EXERCISE INSTRUCTIONS:
Work out how many lines in the records below include the string "icon", and reply with that number alone.

Website and app data records:
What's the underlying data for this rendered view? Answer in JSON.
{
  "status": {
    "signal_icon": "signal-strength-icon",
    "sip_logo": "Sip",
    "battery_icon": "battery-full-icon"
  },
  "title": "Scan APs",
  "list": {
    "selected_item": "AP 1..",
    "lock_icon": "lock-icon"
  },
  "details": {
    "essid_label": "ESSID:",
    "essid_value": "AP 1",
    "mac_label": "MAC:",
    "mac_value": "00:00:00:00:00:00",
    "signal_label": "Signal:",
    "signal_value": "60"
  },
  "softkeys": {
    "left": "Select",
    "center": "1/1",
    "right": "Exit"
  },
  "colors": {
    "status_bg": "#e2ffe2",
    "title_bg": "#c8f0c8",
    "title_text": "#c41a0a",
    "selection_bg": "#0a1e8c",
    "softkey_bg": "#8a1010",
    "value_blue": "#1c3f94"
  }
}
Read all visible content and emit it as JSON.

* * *

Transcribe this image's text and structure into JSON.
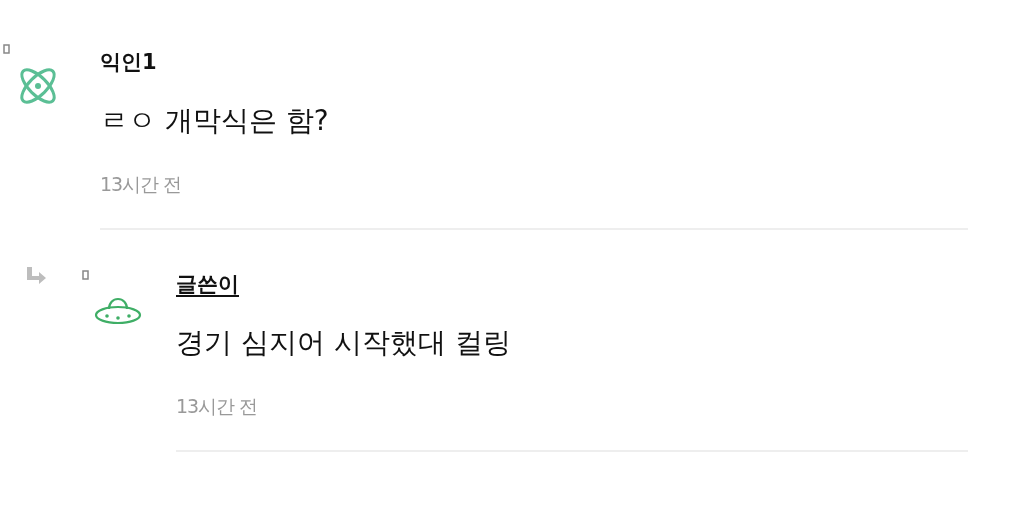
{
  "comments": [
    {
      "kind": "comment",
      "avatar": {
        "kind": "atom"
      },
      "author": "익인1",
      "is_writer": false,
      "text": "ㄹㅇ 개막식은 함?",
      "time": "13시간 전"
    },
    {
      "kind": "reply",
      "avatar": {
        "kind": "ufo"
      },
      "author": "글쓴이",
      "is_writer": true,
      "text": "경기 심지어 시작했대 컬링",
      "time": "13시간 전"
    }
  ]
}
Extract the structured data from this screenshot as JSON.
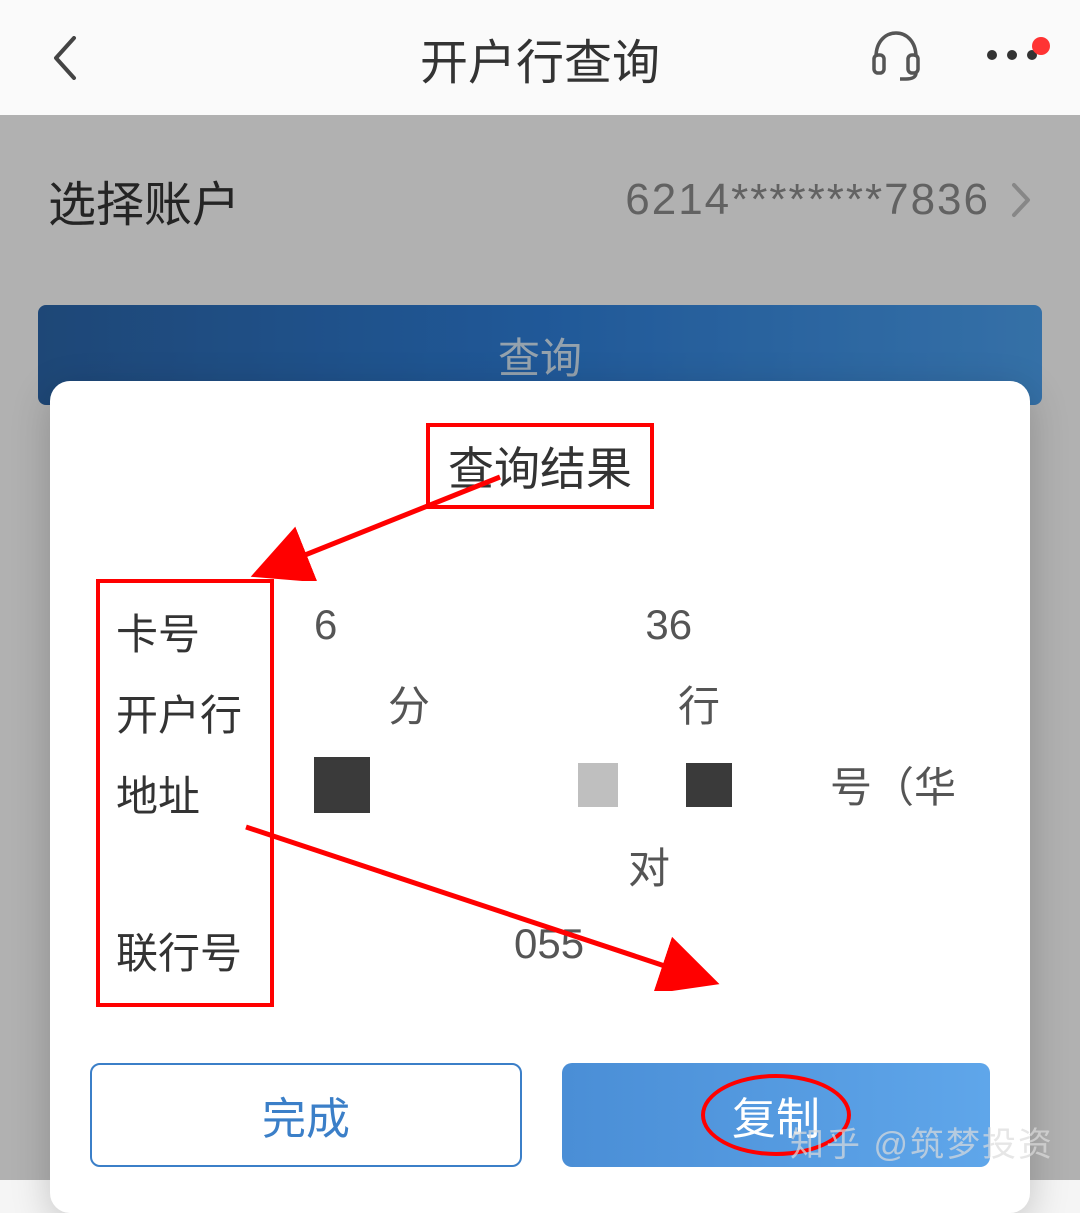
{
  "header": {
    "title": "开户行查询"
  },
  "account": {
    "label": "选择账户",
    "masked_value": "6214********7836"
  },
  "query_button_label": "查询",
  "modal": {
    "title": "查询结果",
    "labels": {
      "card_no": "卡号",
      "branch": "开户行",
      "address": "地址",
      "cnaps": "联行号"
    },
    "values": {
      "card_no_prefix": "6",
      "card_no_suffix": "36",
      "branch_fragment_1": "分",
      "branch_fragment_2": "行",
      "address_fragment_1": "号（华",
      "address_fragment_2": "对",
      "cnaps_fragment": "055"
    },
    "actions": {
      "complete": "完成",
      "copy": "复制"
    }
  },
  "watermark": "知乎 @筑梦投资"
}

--

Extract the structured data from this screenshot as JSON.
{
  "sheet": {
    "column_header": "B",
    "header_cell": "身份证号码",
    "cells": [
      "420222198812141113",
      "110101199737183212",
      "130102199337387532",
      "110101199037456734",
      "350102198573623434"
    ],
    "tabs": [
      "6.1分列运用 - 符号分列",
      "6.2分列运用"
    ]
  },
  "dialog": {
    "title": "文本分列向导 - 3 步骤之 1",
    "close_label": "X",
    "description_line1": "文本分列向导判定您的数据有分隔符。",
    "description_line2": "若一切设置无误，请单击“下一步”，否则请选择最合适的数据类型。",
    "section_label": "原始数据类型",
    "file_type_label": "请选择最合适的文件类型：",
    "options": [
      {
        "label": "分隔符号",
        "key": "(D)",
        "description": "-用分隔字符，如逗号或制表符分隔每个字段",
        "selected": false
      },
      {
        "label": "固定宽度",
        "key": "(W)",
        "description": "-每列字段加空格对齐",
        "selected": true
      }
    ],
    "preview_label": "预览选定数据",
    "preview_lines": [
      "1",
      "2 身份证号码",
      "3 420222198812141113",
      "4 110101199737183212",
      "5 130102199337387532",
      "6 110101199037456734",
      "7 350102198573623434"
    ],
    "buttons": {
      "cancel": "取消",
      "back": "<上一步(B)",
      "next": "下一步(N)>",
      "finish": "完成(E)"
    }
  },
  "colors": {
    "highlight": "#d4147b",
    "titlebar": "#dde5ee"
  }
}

COMPLETED TASK:
3